◆ **What the task asks**: Check each line below for "cart" and say how many have it, with no other words.

◆ **Provided records**:

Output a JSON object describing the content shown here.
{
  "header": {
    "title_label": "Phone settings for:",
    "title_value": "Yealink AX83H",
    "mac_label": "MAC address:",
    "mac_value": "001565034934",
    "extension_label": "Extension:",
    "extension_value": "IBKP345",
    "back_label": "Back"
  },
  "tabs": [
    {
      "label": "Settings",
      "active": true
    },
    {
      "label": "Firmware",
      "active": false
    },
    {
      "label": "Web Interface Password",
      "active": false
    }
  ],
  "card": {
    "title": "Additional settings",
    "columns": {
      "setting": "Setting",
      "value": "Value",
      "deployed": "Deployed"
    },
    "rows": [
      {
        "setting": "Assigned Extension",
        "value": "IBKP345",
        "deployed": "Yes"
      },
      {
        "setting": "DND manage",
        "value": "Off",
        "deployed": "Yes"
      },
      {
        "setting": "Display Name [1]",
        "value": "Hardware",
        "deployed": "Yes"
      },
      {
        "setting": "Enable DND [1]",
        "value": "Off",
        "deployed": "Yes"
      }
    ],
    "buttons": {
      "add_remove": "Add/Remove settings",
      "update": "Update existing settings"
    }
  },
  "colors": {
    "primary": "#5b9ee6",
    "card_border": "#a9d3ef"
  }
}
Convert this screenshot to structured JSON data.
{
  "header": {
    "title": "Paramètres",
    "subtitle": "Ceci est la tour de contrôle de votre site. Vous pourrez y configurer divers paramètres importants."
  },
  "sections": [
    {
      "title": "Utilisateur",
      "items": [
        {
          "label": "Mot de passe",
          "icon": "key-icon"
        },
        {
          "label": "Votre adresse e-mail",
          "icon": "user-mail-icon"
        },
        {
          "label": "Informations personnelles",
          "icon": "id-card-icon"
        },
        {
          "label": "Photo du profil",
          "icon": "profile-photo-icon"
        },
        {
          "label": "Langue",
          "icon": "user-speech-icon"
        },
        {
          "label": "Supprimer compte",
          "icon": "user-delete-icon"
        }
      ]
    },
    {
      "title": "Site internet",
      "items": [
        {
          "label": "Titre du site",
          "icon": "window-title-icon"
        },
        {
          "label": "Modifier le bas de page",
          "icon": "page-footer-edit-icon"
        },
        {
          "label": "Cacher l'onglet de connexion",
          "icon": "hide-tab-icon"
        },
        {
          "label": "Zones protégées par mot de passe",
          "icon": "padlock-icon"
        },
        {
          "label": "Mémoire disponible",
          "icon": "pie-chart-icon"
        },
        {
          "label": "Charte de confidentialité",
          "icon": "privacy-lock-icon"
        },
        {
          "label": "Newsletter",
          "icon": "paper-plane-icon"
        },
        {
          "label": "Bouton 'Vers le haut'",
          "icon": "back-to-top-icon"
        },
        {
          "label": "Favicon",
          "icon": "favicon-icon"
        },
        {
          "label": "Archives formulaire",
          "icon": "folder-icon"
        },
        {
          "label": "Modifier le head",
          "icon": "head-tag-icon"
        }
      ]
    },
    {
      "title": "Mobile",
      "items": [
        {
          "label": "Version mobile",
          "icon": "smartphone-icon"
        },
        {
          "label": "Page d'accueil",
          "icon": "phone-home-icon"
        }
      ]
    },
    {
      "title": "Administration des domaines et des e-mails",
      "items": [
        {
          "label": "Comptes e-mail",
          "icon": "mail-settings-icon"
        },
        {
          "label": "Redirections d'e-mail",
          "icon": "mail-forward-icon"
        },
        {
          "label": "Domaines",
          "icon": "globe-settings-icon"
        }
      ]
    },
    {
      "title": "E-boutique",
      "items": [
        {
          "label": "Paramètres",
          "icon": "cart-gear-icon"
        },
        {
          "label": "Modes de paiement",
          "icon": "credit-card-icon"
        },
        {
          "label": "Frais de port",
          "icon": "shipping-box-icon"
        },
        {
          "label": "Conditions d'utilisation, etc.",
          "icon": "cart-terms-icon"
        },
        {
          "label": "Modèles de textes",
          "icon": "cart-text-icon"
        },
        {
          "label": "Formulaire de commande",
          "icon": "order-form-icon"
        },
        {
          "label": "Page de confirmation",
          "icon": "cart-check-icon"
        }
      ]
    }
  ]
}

◆ **Output for this exercise**: 4